I remember listening to the people cheer for their sons as they pranced up to the plate. I remember the humid air smelling of hot dogs and nachos. I remember the heartache I felt because of the power of words, but I. It's eleven -thirty-one, and I've got nothing.
Two weeks' preparation, and it all comes down to this. Gnats swoop around my neck as my pen furiously dances on the paper. Two fleeting hours counting down to judgment day. I had two weeks, two weeks, for five hundred words that tell a story, my story, a story of procrastination.
People crowd around me, not. As I timidly stepped onto the ice,I faltered, and reached for support. The rink that was like a second home to me had suddenly been transformed into foreign territory; most likely because of my new uniform and alien weapon. My face felt caged in, as if those thin metal bars were not only meant to protect my face, but to cut me off from the outside world. My body felt heavy, my presence self-consci.
The locker room on game day was packed with anxious and silent athletes, awaiting their chance to show their teammates what they are capable of.
The only noise that was made in that room was the sound of abrupt lockers being slammed shut. As I exited the girls locker room I noticed that the halls were not cluttered with runners. The faint sound of spikes on the tile and the refreshing scent of Icy. Corinne walked into the house and I followed close behind, but ran into her when she suddenly stopped at a worrying sight.
Our mother sat at our kitchen counter, crying, while holding her cell phone in a fist. Corinne stayed frozen a few feet from the entryway while whispering, "What happened?
It was on a cold night, December the 1st, I remember the day, because on that very day they light up the Christmas tree on our street. The wind was howling, and the pale snow froze the tips of my toes as it covered my feet. I held tight onto my brown coat, a coat that's suffered with me for the past nine winters, and a pink woolen scarf my Aunt nit for me.
My body was aching from hours of wo. Turn your light off and go to bed! Slowly and cautiously I crept like a spy down the hallway and once I reached the safety of my living room, plopped myself down on the couch beside my father. He switched down the volume a couple. Last Thursday morning, I knew with certainty it was coming.
Tired, irritable, moody; I shlepped out of bed 2 hours later than I had originally planned and looked at my face in the mirror. My eyes peered back with a glazed tint of emptiness; my skin, flat and pale; my thoughts, cutting.
The wind blowing in my hair, the water softly mists my face. There is a persistent humming in my ear from the motor. I turn and gaze over the railing, there are islands scattered in the distance including one, my final destination, the largest island in sight. Snapshot It was a cold, rainy night, under the lights on the field.

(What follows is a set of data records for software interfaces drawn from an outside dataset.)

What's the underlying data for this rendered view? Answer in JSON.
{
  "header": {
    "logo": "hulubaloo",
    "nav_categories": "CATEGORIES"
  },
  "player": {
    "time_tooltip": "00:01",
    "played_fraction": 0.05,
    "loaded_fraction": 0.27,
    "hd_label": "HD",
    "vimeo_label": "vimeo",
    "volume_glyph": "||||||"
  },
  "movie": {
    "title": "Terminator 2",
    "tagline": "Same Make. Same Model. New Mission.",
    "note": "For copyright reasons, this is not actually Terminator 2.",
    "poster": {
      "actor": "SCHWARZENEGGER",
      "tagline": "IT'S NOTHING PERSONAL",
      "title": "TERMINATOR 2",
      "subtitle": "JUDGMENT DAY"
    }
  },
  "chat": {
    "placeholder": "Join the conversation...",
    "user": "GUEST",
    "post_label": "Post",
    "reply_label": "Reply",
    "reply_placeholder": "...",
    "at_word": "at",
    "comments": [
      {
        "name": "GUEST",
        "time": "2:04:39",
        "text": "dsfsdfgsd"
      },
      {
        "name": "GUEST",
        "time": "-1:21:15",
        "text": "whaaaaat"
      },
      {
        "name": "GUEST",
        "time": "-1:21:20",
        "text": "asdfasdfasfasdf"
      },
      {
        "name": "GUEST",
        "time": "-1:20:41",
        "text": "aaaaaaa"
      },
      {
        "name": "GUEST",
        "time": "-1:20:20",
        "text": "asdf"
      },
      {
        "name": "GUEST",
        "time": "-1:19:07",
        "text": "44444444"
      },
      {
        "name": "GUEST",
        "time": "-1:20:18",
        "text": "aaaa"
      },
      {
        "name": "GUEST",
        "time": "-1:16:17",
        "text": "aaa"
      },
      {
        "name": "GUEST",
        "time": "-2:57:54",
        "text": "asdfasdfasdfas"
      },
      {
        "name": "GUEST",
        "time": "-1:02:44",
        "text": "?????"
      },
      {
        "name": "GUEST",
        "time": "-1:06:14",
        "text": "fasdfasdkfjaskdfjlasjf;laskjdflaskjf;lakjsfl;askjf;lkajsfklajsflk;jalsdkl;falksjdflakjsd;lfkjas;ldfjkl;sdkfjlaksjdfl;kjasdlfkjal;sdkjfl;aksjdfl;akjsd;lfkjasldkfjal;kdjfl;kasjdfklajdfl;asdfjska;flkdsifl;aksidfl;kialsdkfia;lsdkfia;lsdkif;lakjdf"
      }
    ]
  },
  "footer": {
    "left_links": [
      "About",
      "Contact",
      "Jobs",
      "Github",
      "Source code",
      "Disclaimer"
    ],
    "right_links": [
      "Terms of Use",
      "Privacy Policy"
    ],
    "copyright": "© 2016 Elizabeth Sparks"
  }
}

I lined up the ball on the penalty line under the wet grass.
My heart pounds in my chest. My stomach full of nervous butterflies. I hear the crowd talking and names being cheered. Flashback or reflection Slipping the red and white uniform over my head for the first time is a feeling I will never forget.
Your story should be Ensure all actions in your story develop a central idea or argument.
Unlike other essays in which you may need to argue or prove something, a narrative essay is about telling a story. Quite often, of course, this will be a story from your life. We all have stories.
Creating Engaging Introductions for Your Personal Narrative Essay Engaging introductions are so crucial to effective writing. Think of it this way you have about 15 seconds and 50 words to convince your reader that you’re important and funny and original and well-groomed and worth listening to for the next ten or 15 minutes.
Narrative essay assignments are quite flexible in the style of writing. This peculiar feature of a narrative has its own advantages and disadvantages. The type of narrative you’re being asked to write will determine the structure of your introductory paragraph. In general, writing assignments referred to as a “narrative” or “personal narrative” ask you to tell about a personal experience. For a personal narrative, the job of the.